The US is also trying to improve the binding effect and enforcement mechanism of international arbitration. For example, whether a nation accepts arbitration of the International Tribunal for the Law of the Sea can be taken as the prerequisite of participating in multinational military exercises or the Arctic Council. The US can also consider strengthening economic pressure on the involved Chinese SOEs like China National Offshore Oil Corp, which is reported to build floating liquefied natural gas carriers and explore underwater gas.

Meanwhile, the Philippines has been strengthening its maritime force. Since Benigno Aquino took office in 2010, the Philippine government has already invested 40 billion PHP ($910 million) on purchasing frigates, anti-submarine helicopters and long-range patrol aircraft, with a further plan to install advanced radar and a coastal warning system in the disputed sea area. Japan and Vietnam signed an agreement in early August, according to which Japan will give six ships to Vietnam to empower its maritime police. The Vietnamese government issued an order that all vessels of its Fishery Resources Supervision Department be equipped with weapons like pistols and machine guns as of Sept 15.

On July 11, Nguyen Phuoc Tuong, a former adviser to two Vietnamese prime ministers, said Vietnam must form an alliance with the US “to defeat the new Chinese expansionism” in an op-ed on The New York Times. Japan is preparing for the first Japan-ASEAN Defense Ministers’ meeting in November, which many believe is to counterbalance China’s emerging maritime power.

All the heated disputes about the South China Sea make the ARF Foreign Ministers’ Meeting especially important. On Saturday, Chinese Foreign Minister Wang Yi said that China supports and advocates a “dual-track” approach to solving the South China Sea disputes, namely that disputes should be addressed by the concerned countries peacefully through friendly negotiations, while peace and stability in the South China Sea should be jointly maintained by China and ASEAN countries. That means China is willing to embrace a multilateralism spirit in pacifying the situation and willing to negotiate with the parties involved in the disputes in a rule-based manner, though it will not accept any new trouble caused by certain nations.

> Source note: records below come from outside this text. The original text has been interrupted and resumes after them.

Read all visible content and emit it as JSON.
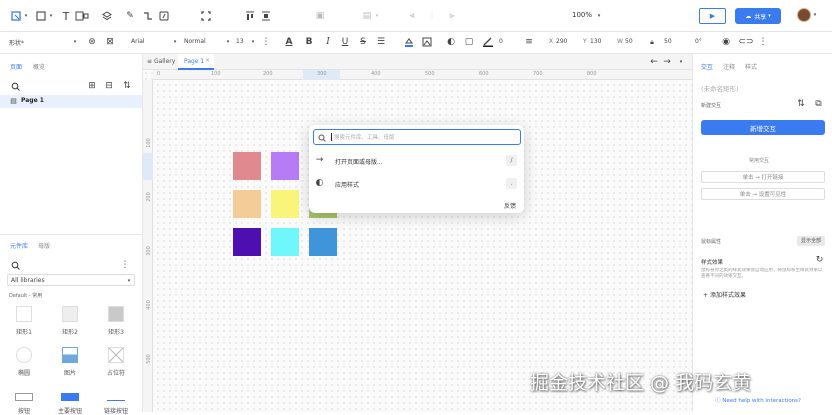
{
  "toolbar": {
    "zoom": "100%",
    "share_label": "共享",
    "colors": {
      "accent": "#3a7bf0"
    }
  },
  "style_bar": {
    "shape_name": "形状*",
    "font": "Arial",
    "weight": "Normal",
    "size": "13",
    "line_width": "0",
    "x_label": "X",
    "x": "290",
    "y_label": "Y",
    "y": "130",
    "w_label": "W",
    "w": "50",
    "h": "50",
    "rotation": "0°"
  },
  "left_panel": {
    "tabs": [
      "页面",
      "概览"
    ],
    "pages": [
      "Page 1"
    ],
    "lib_tabs": [
      "元件库",
      "母版"
    ],
    "library_select": "All libraries",
    "library_group": "Default - 常用",
    "items": [
      "矩形1",
      "矩形2",
      "矩形3",
      "椭圆",
      "图片",
      "占位符",
      "按钮",
      "主要按钮",
      "链接按钮"
    ]
  },
  "canvas_tabs": {
    "gallery": "Gallery",
    "page": "Page 1"
  },
  "rulers": {
    "h_ticks": [
      "0",
      "100",
      "200",
      "300",
      "400",
      "500",
      "600",
      "700",
      "800"
    ],
    "v_ticks": [
      "100",
      "200",
      "300",
      "400",
      "500"
    ]
  },
  "swatches": [
    "#e08a8f",
    "#b67cf5",
    "#f4cc98",
    "#f8f57a",
    "#a8c46a",
    "#4d0fb0",
    "#6ff7fb",
    "#3f94da"
  ],
  "modal": {
    "search_placeholder": "搜索元件库、工具、母版",
    "items": [
      {
        "label": "打开页面或母版...",
        "shortcut": "/"
      },
      {
        "label": "应用样式",
        "shortcut": "."
      }
    ],
    "feedback": "反馈"
  },
  "right_panel": {
    "tabs": [
      "交互",
      "注释",
      "样式"
    ],
    "shape_name": "(未命名矩形)",
    "section_interactions": "新建交互",
    "new_interaction": "新增交互",
    "common_label": "常用交互",
    "common_items": [
      "单击 → 打开链接",
      "单击 → 设置可见性"
    ],
    "style_effects_title": "鼠标属性",
    "show_all": "显示全部",
    "style_effects": "样式效果",
    "style_desc": "鼠标悬停之类的样式效果会自动应用，将鼠标移至样式效果以查看不同的效果交互。",
    "add_style_effect": "添加样式效果",
    "help": "Need help with interactions?"
  },
  "watermark": "掘金技术社区 @ 我码玄黄"
}
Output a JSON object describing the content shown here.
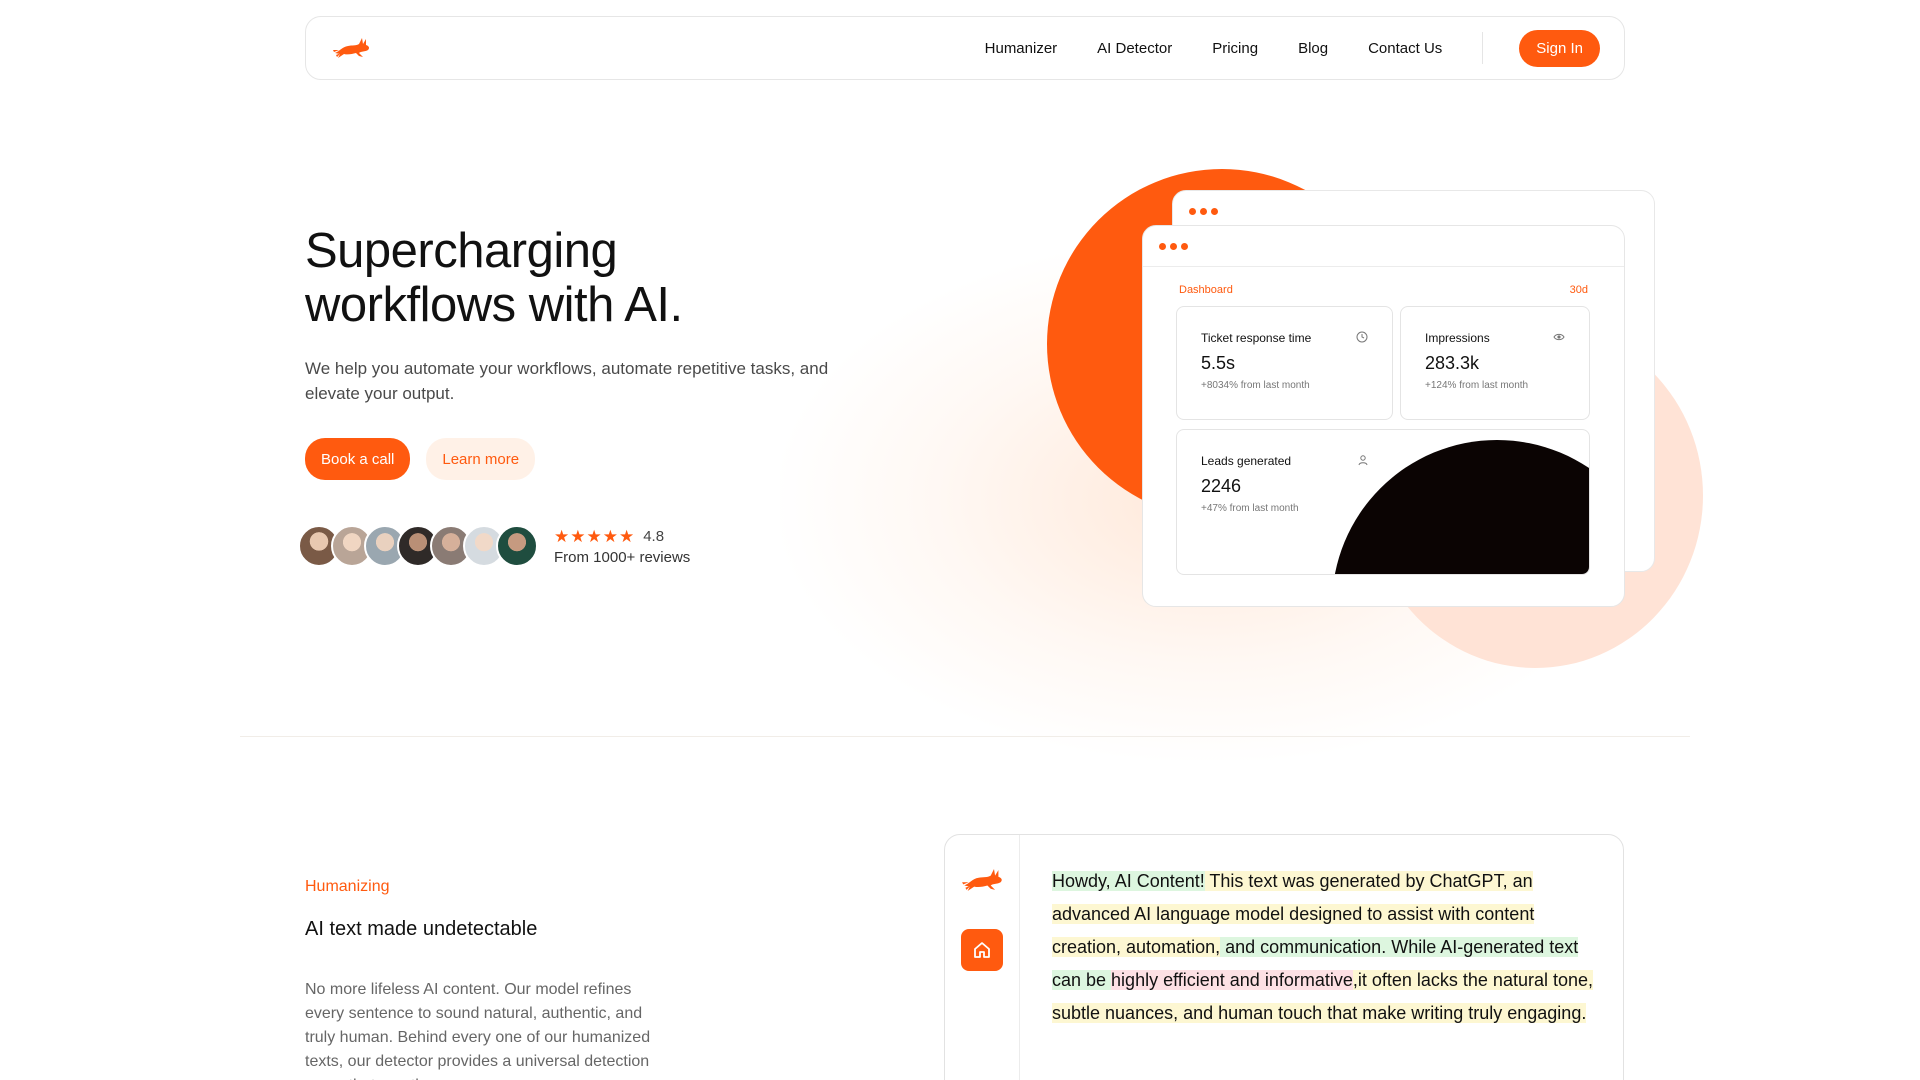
{
  "nav": {
    "links": [
      "Humanizer",
      "AI Detector",
      "Pricing",
      "Blog",
      "Contact Us"
    ],
    "signin_label": "Sign In",
    "logo_icon": "jumping-rabbit-logo"
  },
  "hero": {
    "title_line1": "Supercharging",
    "title_line2": "workflows with AI.",
    "subtitle": "We help you automate your workflows, automate repetitive tasks, and elevate your output.",
    "primary_cta": "Book a call",
    "secondary_cta": "Learn more",
    "rating": "4.8",
    "stars": "★★★★★",
    "reviews": "From 1000+ reviews",
    "avatar_colors": [
      "#b48a6e",
      "#c9a48a",
      "#a9b2b8",
      "#5a4236",
      "#8f7467",
      "#d8dde2",
      "#2f5a4b"
    ]
  },
  "dashboard": {
    "label": "Dashboard",
    "range": "30d",
    "metrics": [
      {
        "title": "Ticket response time",
        "value": "5.5s",
        "delta": "+8034% from last month",
        "icon": "clock-icon"
      },
      {
        "title": "Impressions",
        "value": "283.3k",
        "delta": "+124% from last month",
        "icon": "eye-icon"
      },
      {
        "title": "Leads generated",
        "value": "2246",
        "delta": "+47% from last month",
        "icon": "user-icon"
      }
    ]
  },
  "humanizing": {
    "eyebrow": "Humanizing",
    "title": "AI text made undetectable",
    "body": "No more lifeless AI content. Our model refines every sentence to sound natural, authentic, and truly human. Behind every one of our humanized texts, our detector provides a universal detection score that no other",
    "sample_segments": [
      {
        "text": "Howdy, AI Content!",
        "hl": "g"
      },
      {
        "text": " This text was generated by ChatGPT, an advanced AI language model designed to assist with content creation, automation,",
        "hl": "y"
      },
      {
        "text": " and communication.",
        "hl": "g"
      },
      {
        "text": " While AI-generated text can be ",
        "hl": "g"
      },
      {
        "text": "highly efficient and informative",
        "hl": "p"
      },
      {
        "text": ",it often lacks the natural tone, subtle nuances, and human touch that make writing truly engaging.",
        "hl": "y"
      }
    ]
  },
  "colors": {
    "accent": "#ff5a0f",
    "accent_soft": "#fff1e7",
    "peach": "#ffe3d6"
  }
}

To some extent, China and the US are competing over South China Sea issues and such competition is on proposing initiatives and rules that can attract more international support with a firmer legal and moral basis.

It should be noted, specifically, that China as a committed supporter of ASEAN and related mechanisms should clarify that it is not seeking to divide ASEAN. Over the years, China has hosted about one-third of the cooperation programs within the ARF framework; in 2015 it will co-host six programs together with ASEAN nations, which cover disaster-relief, maritime security, preventive diplomacy and cybersecurity.

These are good opportunities for ASEAN and China to improve their relations. Both sides need to prevent the maritime disputes from poisoning mutual relations. They cannot afford to be strategically misguided.

The author is a research fellow with the Charhar Institute and adjunct fellow with the Center for International and Strategic Studies, Peking University.